Climbing An Ice Face — On The Tasman Glacier

Climbing An Ice Face

On The Tasman Glacier.

It is often questioned what enjoyment can be obtained by spending a holiday among glaciers, where you often have to sleep under rocks or in some inhospitable hut, carry your food from camp to camp, melt ice to obtain water for tea making, to say nothing of the risk and danger of travelling and climbing. Only the ignorant, or people unable to undertake healthy fatigue, talk in such strain. But those who visit Alpine regions, such as Canterbury can boast of in their Mount Cook district, and which the famous Swiss guide, M. Zurbriggen, proclaims to be one of the best climbing grounds known to him, become most enthusiastic in their praises. The exhilaration, the beautiful scenic effects, the pure atmosphere, not only tend to build up the constitution of the weakly, but also give an invigoration and tone to the health of all visitors.
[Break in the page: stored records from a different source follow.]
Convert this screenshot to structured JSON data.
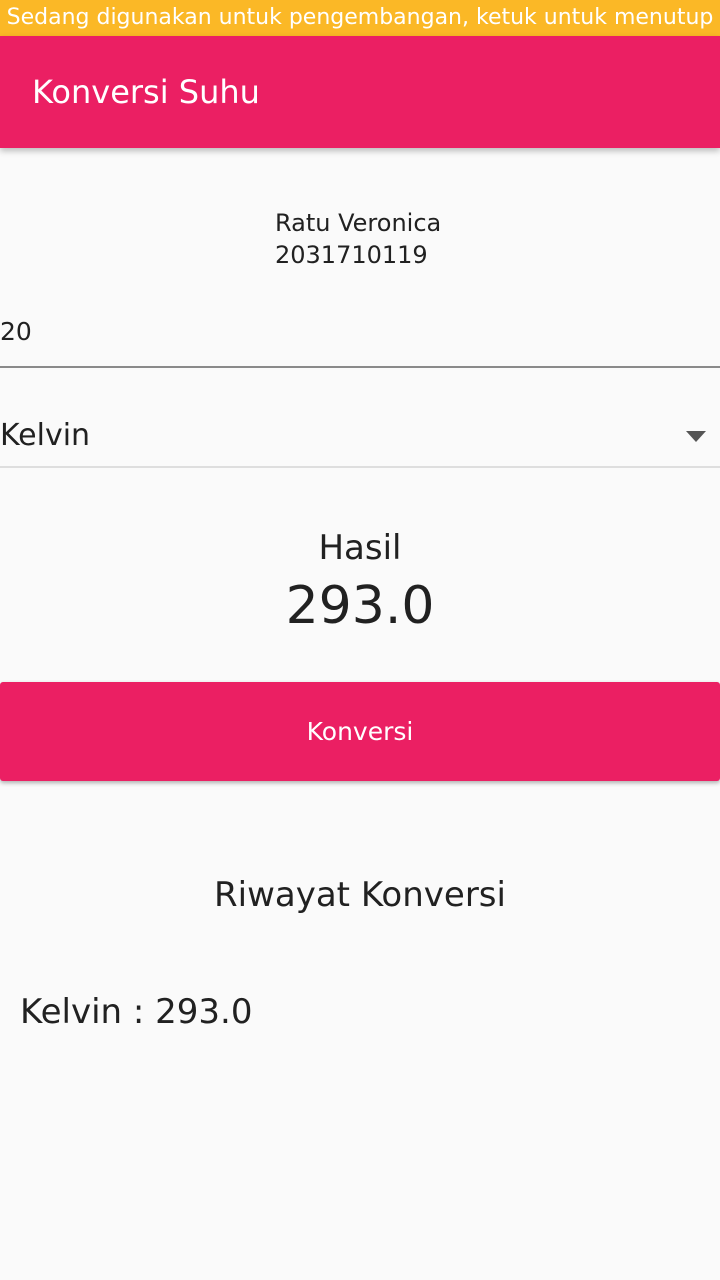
{
  "dev_banner": {
    "text": "Sedang digunakan untuk pengembangan, ketuk untuk menutup"
  },
  "app_bar": {
    "title": "Konversi Suhu"
  },
  "student": {
    "name": "Ratu Veronica",
    "id": "2031710119"
  },
  "input": {
    "value": "20",
    "placeholder": ""
  },
  "unit_select": {
    "selected": "Kelvin"
  },
  "result": {
    "label": "Hasil",
    "value": "293.0"
  },
  "convert_button": {
    "label": "Konversi"
  },
  "history": {
    "title": "Riwayat Konversi",
    "items": [
      "Kelvin : 293.0"
    ]
  },
  "colors": {
    "primary": "#eb1f63",
    "banner": "#fbb826",
    "background": "#fafafa"
  },
  "icons": {
    "dropdown": "dropdown-caret-icon"
  }
}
Our illustration is by the Christchurch Press Company, from a photo taken by Mr. J. J. Kinsey, and goes to prove that there is no bar to the locality being visited by ladies, and that they soon begin to tackle the ice faces and crevasses with as much pluck and determination as the men.